Work required
From the entries that follow, report every line in which "color" occurs.

____ Provided entries

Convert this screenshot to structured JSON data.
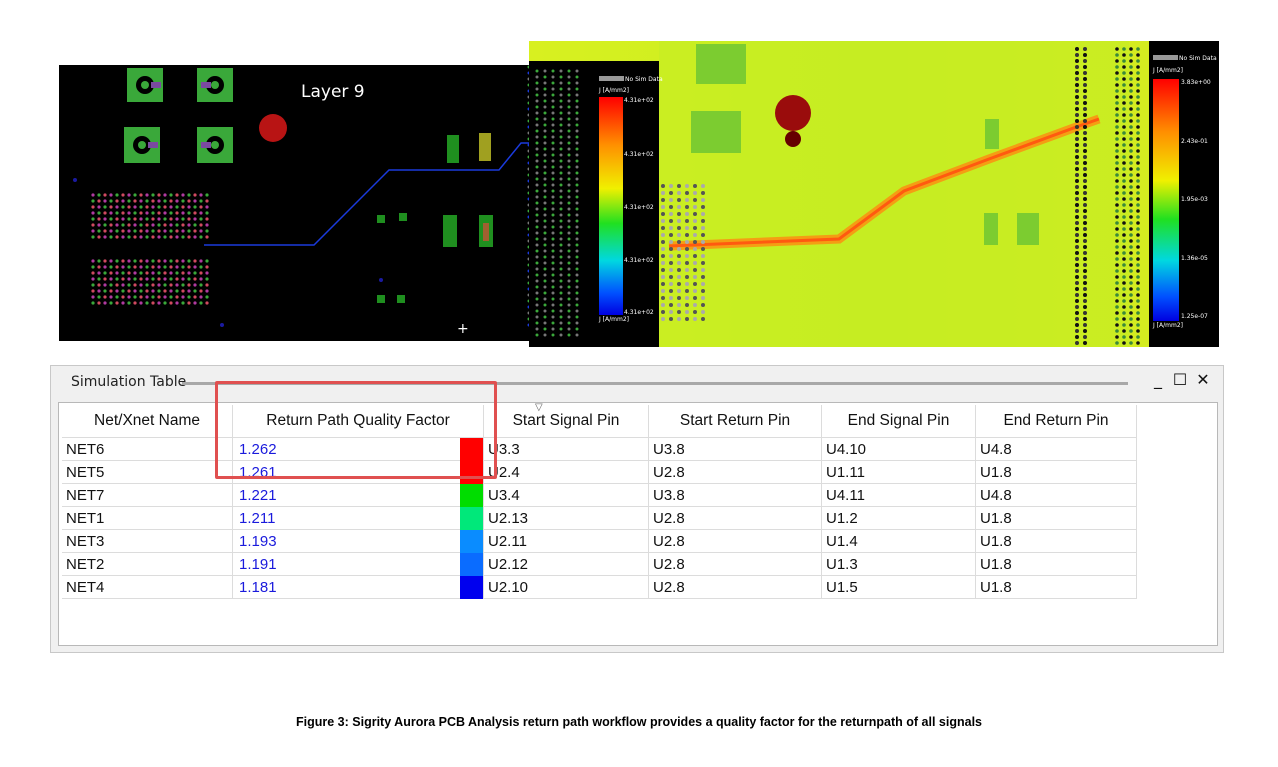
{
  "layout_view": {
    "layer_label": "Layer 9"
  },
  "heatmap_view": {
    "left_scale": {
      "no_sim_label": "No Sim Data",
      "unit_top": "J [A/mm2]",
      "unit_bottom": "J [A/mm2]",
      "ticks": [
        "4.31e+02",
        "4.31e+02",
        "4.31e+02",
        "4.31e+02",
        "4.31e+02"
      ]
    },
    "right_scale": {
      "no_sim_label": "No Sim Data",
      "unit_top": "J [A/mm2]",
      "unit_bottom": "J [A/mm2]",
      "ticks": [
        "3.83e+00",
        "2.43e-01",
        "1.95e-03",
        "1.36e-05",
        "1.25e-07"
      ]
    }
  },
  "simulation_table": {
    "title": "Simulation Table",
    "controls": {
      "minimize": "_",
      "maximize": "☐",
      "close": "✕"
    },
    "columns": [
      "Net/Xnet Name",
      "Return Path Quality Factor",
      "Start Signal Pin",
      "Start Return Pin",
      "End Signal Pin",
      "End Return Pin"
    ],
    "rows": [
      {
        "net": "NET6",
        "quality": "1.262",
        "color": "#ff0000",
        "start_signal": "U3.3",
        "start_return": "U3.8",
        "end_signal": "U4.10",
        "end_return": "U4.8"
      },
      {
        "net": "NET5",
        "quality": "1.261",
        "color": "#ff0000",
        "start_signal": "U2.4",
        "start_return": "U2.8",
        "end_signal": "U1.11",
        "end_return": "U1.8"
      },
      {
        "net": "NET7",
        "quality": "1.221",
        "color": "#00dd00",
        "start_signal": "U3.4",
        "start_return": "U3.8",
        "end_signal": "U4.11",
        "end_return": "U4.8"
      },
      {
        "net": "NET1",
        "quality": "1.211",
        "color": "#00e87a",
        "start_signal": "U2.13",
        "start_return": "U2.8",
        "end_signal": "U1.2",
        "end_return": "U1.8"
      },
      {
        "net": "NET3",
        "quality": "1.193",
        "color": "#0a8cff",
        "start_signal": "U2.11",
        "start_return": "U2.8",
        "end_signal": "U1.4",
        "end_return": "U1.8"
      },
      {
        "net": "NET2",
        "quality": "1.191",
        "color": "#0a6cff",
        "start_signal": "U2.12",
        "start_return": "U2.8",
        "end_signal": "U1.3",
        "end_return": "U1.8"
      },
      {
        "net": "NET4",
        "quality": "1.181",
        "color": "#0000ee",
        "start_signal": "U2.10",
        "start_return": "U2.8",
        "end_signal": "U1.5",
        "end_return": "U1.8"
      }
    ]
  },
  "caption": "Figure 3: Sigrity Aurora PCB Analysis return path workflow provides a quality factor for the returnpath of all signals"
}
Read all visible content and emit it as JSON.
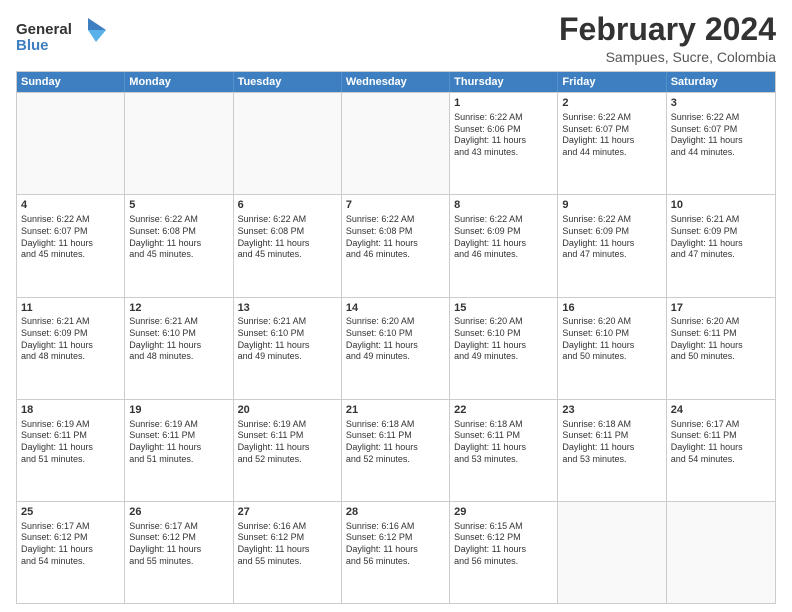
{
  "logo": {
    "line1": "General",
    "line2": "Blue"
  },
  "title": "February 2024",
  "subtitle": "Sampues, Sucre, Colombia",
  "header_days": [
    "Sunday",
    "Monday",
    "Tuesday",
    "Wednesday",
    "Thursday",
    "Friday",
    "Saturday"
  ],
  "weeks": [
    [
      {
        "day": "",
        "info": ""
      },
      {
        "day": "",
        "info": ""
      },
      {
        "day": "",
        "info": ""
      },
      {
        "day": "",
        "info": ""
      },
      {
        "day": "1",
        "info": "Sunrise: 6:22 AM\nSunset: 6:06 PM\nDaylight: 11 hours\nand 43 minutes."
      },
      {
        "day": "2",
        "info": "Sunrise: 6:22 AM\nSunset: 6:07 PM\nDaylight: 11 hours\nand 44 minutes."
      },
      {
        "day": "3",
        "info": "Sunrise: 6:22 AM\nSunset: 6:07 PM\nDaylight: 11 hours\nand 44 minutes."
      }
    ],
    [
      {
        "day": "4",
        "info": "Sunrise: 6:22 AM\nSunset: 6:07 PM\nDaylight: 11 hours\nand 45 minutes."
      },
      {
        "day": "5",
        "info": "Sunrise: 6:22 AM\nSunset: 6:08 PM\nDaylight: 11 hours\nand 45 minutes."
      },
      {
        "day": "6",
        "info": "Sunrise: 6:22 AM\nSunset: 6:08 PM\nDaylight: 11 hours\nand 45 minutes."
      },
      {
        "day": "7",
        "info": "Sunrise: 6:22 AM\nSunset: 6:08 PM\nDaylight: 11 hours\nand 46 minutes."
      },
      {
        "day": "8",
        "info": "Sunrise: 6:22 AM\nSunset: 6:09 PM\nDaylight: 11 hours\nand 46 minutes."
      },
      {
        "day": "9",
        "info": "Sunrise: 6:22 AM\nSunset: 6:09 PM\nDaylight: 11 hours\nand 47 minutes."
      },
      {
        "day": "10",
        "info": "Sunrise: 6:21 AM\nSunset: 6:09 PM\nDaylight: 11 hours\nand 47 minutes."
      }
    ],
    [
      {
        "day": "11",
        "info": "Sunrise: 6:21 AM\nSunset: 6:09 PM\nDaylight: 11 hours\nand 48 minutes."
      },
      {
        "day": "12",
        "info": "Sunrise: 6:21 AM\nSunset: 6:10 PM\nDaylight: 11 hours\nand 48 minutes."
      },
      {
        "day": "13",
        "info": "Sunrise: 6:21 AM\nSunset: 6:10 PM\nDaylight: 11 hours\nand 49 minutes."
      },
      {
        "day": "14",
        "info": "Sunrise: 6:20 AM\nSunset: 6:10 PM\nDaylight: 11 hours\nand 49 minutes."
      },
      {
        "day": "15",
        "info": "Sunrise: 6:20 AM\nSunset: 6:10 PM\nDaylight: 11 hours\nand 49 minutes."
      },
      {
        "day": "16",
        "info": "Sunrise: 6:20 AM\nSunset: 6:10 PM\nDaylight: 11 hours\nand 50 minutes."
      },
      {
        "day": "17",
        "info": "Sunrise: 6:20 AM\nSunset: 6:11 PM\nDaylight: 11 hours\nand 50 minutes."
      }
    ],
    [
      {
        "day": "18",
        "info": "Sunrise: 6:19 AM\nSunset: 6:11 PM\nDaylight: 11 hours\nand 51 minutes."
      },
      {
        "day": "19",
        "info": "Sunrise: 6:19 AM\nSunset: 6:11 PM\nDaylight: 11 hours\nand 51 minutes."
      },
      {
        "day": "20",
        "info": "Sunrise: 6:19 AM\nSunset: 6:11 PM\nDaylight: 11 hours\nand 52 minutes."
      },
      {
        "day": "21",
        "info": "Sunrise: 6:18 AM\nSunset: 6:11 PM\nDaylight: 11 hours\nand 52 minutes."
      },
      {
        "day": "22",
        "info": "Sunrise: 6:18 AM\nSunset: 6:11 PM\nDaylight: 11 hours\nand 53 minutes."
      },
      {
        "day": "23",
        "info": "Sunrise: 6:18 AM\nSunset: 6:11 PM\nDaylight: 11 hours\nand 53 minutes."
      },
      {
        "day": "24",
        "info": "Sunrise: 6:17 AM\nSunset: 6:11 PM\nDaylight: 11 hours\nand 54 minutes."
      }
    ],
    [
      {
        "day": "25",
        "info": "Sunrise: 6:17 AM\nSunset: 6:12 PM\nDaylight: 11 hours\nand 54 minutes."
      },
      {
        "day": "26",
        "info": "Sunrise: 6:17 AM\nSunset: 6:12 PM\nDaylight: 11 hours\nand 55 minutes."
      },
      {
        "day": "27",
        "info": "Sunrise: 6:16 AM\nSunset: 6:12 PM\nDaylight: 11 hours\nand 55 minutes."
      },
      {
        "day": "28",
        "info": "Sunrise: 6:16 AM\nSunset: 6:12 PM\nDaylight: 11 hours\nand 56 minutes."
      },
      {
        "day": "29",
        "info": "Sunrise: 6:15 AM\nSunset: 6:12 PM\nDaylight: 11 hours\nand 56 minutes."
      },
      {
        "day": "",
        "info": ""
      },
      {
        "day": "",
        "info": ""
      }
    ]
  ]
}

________

Output for this exercise
        "color": "#ff0000",
        "color": "#ff0000",
        "color": "#00dd00",
        "color": "#00e87a",
        "color": "#0a8cff",
        "color": "#0a6cff",
        "color": "#0000ee",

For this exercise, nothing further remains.